by Karl Cohen
Lucille Bliss, a local animation voice and TV actress who became an international star has died at 96 in Southern California. Lucille Bliss, animation voice and TV actress, as a young woman. photo: courtesy L. Bliss
Lucille was a delightful character actress who lived in San Francisco much of her life and commuted to work in Los Angeles. She started her voice career as Cinderella’s wicked step-sister Anastasia in the Disney feature (1950). Her next major credit was doing the voice of the intrepid adventurer Crusader Rabbit.
A five minute per episode TV cartoon series made locally (1948-51) by Alex Anderson and J Ward, “Crusader Rabbit” produced the first more or less successful animated cartoon star. Alex went into advertising while J ended up producing a show in the late 1950s that was based on an unsold script idea by Alex about a French Canadian moose and a flying squirrel. It became the delightfully cold-war irreverent “Rocky and Bullwinkle” show. (An odd aside: Alex said J’s parents named him “J” but, in the late 1950s, he changed it to Jay.)
Lucille’s career continued, first as the host of a local kids’ birthday show on KRON (1950-57). She later taught voice acting and did lots of voice work locally, but her major roles came from jobs doing voices in LA. She also appeared in a few features in minor roles. One was a bag lady on a San Francisco Muni cable car.
Lucille’s most famous role was Smurfette on the popular 1980s cartoon "The Smurfs". She was also Ms. Bitters on "Invader Zim" (2001–06) and Yugoda in "Avitar: The Last Airbender" (2004). Although not well known, she loved talking about working on the O. G. Readmore shows (television during the 1980).
In the 1990s, she spent a delightful evening telling ASIFA-SF (Association Internationale du Film d'Animation de San Francisco) members about her long career. In 1999 Disney honored her at an event at Disneyland. She was presented a Former Child Star Lifetime Achievement Award. (Child? She was born in 1918 and recorded her part in 'Cinderella' about 1948).
Bliss never talked about her age and in trade publications in the 1980s and ‘90s she ran a glamorous photo of her that must have been taken when she was in her 30s. ASIFA-Hollywood gave her a Winsor McCay award at their 28th Annual Annie Awards. Locally she has been honored by a professional radio and TV association. Lucille Bliss, animation voice and TV actress, as a young woman. photo: courtesy L. Bliss

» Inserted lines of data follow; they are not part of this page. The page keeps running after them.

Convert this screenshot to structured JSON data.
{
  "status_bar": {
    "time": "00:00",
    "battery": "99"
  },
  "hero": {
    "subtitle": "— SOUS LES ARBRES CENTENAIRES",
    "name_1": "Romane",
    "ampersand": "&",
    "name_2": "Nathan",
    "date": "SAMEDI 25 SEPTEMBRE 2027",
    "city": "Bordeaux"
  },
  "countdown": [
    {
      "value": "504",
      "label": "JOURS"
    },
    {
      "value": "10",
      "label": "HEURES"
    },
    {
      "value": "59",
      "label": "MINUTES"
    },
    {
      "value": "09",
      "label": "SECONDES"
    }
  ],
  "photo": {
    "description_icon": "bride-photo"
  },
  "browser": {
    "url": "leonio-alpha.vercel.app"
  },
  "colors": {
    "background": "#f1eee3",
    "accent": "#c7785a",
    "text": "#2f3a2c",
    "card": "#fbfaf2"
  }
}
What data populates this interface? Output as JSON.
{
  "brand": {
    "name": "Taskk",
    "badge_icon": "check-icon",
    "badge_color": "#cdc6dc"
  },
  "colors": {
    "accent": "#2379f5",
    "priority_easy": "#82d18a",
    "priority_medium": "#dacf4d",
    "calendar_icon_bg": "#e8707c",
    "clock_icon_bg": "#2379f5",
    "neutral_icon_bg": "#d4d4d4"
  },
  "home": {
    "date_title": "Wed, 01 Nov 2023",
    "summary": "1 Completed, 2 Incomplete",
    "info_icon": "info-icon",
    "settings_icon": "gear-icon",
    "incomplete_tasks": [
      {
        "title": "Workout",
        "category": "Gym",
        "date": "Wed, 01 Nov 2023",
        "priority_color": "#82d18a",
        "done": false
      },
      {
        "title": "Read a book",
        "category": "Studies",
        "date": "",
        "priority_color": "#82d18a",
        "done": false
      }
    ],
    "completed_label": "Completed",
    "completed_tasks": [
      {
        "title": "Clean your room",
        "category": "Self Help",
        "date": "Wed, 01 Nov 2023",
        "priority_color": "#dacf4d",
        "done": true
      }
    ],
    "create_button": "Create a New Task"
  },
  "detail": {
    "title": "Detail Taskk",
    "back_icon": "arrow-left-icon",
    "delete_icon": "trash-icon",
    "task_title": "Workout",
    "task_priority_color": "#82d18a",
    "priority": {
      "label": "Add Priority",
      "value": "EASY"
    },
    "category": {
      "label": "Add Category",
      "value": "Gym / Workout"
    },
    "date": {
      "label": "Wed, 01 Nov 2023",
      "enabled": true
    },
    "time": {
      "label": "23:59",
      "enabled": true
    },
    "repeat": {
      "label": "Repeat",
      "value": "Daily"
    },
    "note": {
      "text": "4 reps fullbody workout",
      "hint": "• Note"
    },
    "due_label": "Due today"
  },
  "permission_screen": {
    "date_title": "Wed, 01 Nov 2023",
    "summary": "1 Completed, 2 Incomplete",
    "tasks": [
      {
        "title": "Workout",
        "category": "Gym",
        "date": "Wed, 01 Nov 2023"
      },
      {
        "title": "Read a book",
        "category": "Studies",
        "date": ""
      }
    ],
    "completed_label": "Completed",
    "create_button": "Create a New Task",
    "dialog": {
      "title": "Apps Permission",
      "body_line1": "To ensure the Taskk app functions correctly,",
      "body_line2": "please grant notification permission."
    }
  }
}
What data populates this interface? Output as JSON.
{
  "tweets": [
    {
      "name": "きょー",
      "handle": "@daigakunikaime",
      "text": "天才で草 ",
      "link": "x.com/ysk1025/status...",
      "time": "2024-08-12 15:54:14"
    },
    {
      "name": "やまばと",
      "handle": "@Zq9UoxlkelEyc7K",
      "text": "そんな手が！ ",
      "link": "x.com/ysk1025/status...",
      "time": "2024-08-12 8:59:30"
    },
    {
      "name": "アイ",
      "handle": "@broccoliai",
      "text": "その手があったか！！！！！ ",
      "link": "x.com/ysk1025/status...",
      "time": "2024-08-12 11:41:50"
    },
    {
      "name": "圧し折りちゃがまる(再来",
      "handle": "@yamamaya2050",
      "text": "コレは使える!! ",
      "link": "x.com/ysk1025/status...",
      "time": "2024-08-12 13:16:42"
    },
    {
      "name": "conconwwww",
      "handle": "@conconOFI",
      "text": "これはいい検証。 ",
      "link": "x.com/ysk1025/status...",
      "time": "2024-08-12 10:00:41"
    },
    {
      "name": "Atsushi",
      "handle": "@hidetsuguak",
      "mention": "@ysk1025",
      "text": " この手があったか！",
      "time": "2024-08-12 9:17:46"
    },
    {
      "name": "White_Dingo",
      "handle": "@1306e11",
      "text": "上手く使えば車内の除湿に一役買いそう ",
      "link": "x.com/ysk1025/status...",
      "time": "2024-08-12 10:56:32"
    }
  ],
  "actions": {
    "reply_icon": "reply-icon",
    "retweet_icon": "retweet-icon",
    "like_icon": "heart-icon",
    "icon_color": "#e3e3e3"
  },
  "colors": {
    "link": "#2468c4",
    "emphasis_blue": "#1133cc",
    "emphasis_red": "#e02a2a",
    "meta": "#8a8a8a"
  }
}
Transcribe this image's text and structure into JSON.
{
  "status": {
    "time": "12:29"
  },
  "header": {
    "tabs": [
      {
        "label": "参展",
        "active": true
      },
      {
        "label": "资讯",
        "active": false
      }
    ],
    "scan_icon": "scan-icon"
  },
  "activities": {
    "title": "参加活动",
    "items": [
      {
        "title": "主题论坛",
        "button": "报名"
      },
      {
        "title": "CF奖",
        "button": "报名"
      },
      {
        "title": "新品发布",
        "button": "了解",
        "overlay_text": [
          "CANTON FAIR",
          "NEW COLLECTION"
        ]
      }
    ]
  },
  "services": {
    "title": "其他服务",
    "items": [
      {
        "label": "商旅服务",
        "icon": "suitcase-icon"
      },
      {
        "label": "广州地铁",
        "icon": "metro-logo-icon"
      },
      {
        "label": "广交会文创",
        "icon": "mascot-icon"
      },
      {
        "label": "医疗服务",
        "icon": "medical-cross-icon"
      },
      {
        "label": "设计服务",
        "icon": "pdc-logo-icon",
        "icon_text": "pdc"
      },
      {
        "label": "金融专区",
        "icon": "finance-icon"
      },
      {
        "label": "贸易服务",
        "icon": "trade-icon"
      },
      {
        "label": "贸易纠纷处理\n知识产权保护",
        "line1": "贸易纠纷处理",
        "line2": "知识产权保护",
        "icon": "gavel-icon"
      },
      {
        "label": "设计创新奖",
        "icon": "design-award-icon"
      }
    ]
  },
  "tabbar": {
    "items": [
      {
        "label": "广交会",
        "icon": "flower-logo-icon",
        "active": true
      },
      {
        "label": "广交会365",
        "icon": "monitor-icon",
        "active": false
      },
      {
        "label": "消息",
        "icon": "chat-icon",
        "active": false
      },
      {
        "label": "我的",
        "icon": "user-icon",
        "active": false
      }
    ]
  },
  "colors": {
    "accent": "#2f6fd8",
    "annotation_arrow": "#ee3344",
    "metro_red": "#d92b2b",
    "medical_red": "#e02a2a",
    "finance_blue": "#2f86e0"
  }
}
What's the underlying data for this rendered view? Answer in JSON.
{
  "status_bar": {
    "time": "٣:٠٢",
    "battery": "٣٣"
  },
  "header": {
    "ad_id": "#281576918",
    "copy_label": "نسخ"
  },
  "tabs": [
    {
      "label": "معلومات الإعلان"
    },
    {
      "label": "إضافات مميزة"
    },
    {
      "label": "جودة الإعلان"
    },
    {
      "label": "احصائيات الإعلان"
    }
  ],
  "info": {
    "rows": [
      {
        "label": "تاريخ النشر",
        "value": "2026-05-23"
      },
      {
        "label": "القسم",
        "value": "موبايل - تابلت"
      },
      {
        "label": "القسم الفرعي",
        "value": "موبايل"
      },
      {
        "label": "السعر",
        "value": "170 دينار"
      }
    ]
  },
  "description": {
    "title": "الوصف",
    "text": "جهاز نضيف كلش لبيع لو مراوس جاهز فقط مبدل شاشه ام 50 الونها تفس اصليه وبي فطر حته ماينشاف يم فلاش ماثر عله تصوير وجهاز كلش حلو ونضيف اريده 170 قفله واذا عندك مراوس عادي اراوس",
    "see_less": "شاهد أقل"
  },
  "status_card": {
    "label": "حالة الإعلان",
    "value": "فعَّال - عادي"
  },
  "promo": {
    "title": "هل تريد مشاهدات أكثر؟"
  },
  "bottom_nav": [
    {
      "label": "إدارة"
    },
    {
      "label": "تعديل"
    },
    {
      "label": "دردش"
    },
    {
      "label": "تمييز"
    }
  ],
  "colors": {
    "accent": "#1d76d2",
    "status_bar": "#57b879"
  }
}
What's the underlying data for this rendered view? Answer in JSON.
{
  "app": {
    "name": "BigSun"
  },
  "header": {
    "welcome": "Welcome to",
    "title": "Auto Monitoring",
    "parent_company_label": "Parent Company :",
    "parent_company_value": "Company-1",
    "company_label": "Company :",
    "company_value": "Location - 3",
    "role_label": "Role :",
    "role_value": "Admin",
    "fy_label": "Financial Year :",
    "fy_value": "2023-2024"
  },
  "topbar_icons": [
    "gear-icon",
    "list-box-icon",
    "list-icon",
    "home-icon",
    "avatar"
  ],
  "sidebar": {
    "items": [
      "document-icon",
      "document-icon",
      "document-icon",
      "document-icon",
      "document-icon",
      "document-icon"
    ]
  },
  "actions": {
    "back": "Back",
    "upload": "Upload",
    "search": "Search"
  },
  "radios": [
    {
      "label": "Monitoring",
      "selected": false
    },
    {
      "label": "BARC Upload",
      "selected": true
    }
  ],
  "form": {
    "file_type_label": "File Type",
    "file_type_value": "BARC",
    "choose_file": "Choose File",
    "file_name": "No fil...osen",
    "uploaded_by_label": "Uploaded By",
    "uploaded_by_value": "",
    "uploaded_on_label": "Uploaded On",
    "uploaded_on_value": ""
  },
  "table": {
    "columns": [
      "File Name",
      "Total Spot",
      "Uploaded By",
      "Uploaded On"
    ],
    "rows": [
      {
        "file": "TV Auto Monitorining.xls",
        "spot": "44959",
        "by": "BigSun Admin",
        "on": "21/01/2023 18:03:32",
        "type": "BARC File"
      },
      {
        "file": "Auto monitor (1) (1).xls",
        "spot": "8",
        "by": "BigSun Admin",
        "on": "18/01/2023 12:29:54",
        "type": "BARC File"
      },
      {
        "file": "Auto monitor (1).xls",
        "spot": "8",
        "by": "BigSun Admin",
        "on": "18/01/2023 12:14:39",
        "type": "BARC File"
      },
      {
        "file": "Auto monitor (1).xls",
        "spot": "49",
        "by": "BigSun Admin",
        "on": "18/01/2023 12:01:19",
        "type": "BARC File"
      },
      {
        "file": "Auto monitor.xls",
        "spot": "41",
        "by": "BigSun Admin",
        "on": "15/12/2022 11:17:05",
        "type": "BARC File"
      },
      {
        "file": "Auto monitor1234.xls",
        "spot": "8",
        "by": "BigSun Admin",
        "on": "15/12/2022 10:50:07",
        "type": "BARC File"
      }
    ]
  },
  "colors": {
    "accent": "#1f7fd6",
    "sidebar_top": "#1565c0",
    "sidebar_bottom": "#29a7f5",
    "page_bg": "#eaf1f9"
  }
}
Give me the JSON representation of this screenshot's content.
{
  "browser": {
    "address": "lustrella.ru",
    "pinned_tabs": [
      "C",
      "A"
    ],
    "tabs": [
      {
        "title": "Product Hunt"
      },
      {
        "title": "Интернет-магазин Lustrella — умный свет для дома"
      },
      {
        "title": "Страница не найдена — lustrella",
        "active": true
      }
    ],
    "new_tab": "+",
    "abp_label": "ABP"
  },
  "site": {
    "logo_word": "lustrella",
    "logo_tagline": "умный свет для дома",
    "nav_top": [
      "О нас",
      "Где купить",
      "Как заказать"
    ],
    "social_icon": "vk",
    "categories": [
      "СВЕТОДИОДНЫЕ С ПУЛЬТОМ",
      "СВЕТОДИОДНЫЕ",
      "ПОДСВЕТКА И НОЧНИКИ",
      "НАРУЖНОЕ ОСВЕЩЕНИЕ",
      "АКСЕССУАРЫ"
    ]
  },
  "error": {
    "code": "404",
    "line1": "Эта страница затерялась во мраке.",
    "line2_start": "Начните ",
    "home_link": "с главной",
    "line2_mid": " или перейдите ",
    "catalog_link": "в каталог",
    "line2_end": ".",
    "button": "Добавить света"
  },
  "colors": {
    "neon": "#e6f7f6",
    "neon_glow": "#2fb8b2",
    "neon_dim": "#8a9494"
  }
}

It was a pleasure knowing her. My wife and I joined her several times for delightful evenings, often over Italian food in Noe Valley. Thanks to good talent agents, she kept busy almost to the end of her life doing auditions and recording parts. Literally a voice from the origins of animation, she will be missed.
Posted on Dec 03, 2012 - 10:05 PM